Pictured: Milwaukee Bucks forward and rookie Jabari Parker
The NBA’s Senior Vice President of Player Development, Greg Taylor, reveals the financial blueprint the league gives to rookies
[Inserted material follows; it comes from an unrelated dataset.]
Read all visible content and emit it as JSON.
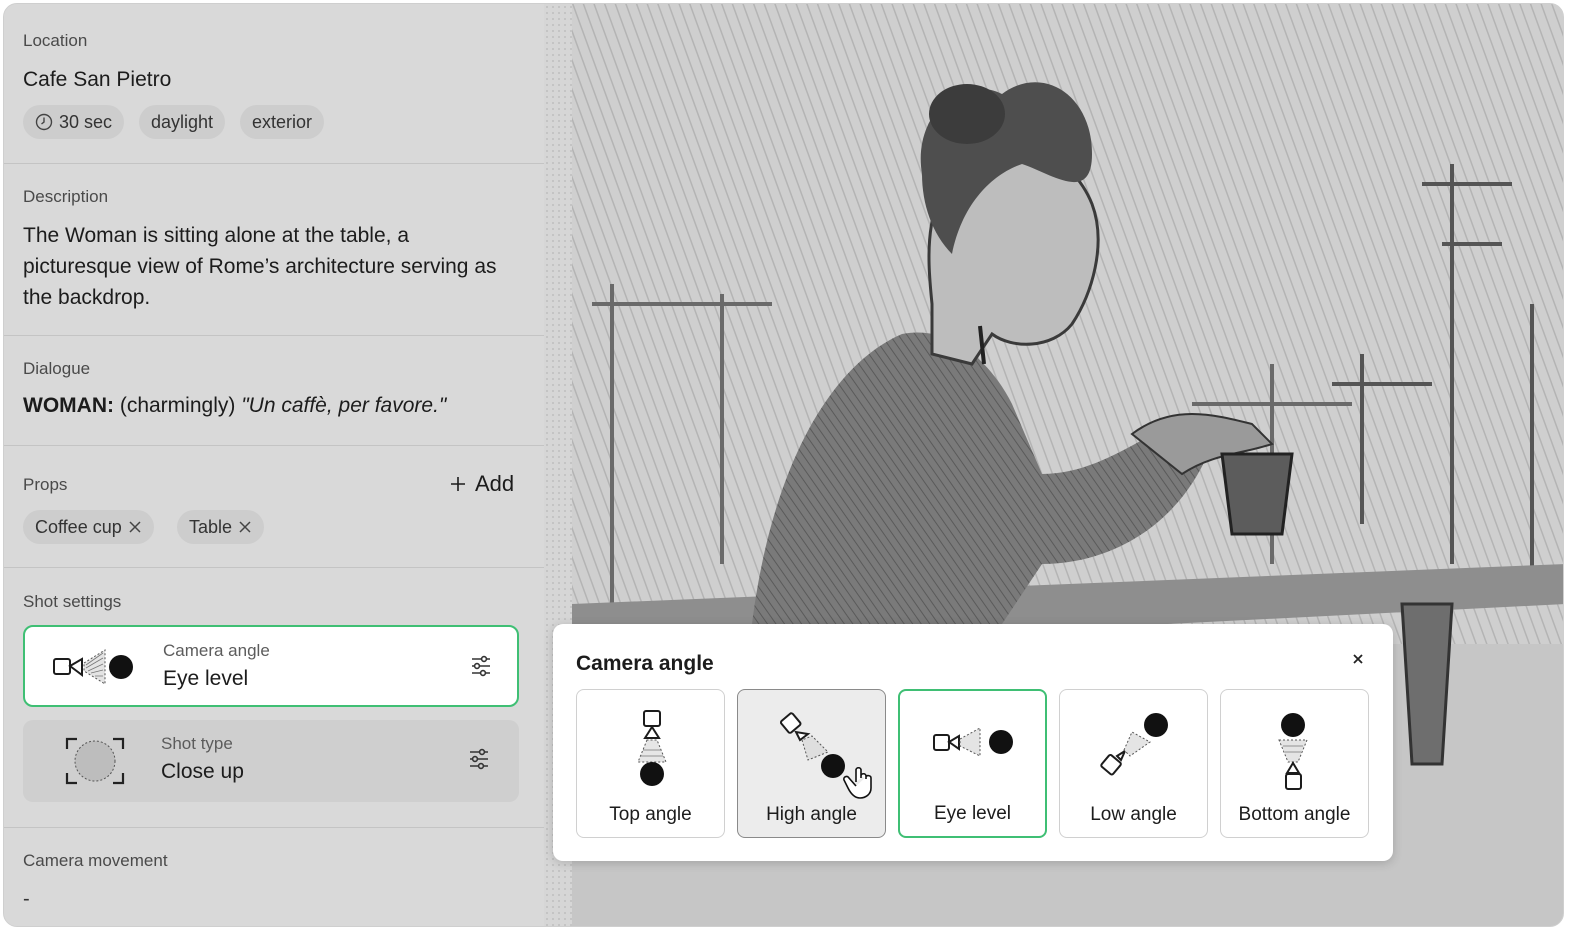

Having deep pockets like LeBron James and Michael Jordan requires more than just beasting on the hardwood. For NBA rookies, money matters begin the first day they ink a league contract. Here, NBA’s Senior Vice President of Player Development, Greg Taylor, discusses the importance of financial planning and budgeting. Bonus: no need to be a player to follow it. VIBE: What is the first tip of financial management you give players entering the league? Greg Taylor: We know it’s critical to have a budget so one of the essential tips [we give] when the players join the league is to get a sense of their understanding of financial issues and how to manage money. What we find is that players just haven’t taken the time to develop a budget, know how to follow a budget and so we climb into that very, very seriously. Are there certain factors to keep in mind while creating a budget? We know that [the players are] going to make sizable, financial income so when we talk about the components of an effective budget, and how to manage and really leverage your resources, we talk a lot about what to save, what to invest, what to give to charity or to a program. When we walk them through effective financial management, we know that if you save half of your money, spend 20% of your funds and invest the rest, you’ve got a pretty good diversified portfolio at that point so we try to coach them through the process. Is there an ideal percentage to save per check? We don’t necessarily do it on a check-by-check basis. What we do try to say is, with the revenue the players are earning, we want you to save 40% of that—we really do. Whether you invest or save that, that’s a very, very good percentage in terms of the revenue coming in and the dollars that they have. It’s really important to note that the average [life of an] NBA career is 4.7 years so we’re talking about guys, who in their playing days—in many cases at 26, 27, 28—you’ve got your whole life ahead of you. So that drive for you to effectively manage your money, save, spend responsibly, all of that is geared towards ensuring that players are set up financially for the remainder of their life. That starts with good decisions and good financial planning now.. In some cases, players just let their wallets run wild. Is that the most common money mistake you see? The bottom line is that we want the players to come into the money that they’ve rightfully earned because of their tremendous basketball ability. We’re not saying you can’t enjoy your income. You can enjoy your wealth, but we’re saying spend in moderation. Be clear on what your future goals and outlook is. Where do you want to be 10 years from now? As you come into the league, it is important to have that conversation with yourself, with your planners, and hopefully with the league when you first come in. What other programming is offered for player development? We offer a series of programming that really is consistent with the career trajectory of the players. In their rookie year, we simply want them to know what it means to be a successful pro and how to understand and navigate the issues and opportunities that they’ll face as a professional basketball player. That’s financial management, healthy relationships, managing social media, personal safety, career transition. All of those are actually the predominate learning tracks at the rookie transition program. We’ve seen the 30 to 30: Broke special and it’s been said that 60% of league players end up broke. What is your advice for bouncing back from financial trouble? I’m really glad you bought that up because one of the things that is really important to know is that that 60% of our players being broke when they leave the league is unsubstantiated. It’s not based on any research we’ve seen here at the league. If one guy leaves the game without knowledge about their financial decisions or how to effectively manage their money, that’s too many from our perspective. Social media is a big part of branding. Do you think social media habits correlate to players and how they handle their money? Social media is an amazing and powerful tool that the guys can really use to build their brands and conversely, poor use of social media can hurt their brands. We run sessions and programs for the guys about what it means to be a brand, what it means to have to care about and nurture your image, and how social media can help you do that. So in many ways, we do think that effective use of social media certainly can benefit the guys in the long run. We have a number of do’s and don’ts on how to effectively use it. We don’t want guys using social media right before or after losing a game. That’s not a good use of time. We try to walk through and really talk to them about the positive messages players can get out into the social media world because they really are ambassadors of the game. Is there a player or a specific success story that sticks out in your mind from working in the NBA? Well, I’ve been here since April of last year so I’m one of the newbies on staff. What I’m excited about are the number of success stories that I get to meet, talk to and talk about each and every day. There are too many names to give you but the reality is that we’re in the entertainment business and we know that when there are individual examples of players not doing right, then the media’s just on that. But what’s really amazing for me is that out of the 450 guys [in the league], I would argue well over 95% of those guys are simply doing the right thing each and every day. They’re going to hospitals to meet underprivileged children or ailing children, they’re doing work in homeless shelters, they’re working and running clinics and camps for kids over the summer, they’re giving back to their universities or colleges that they were a part of, older players are mentoring younger players. Those are the stories that are just heart-warming and really are the reason why I think our players are as powerful and talented and magnificent as they are.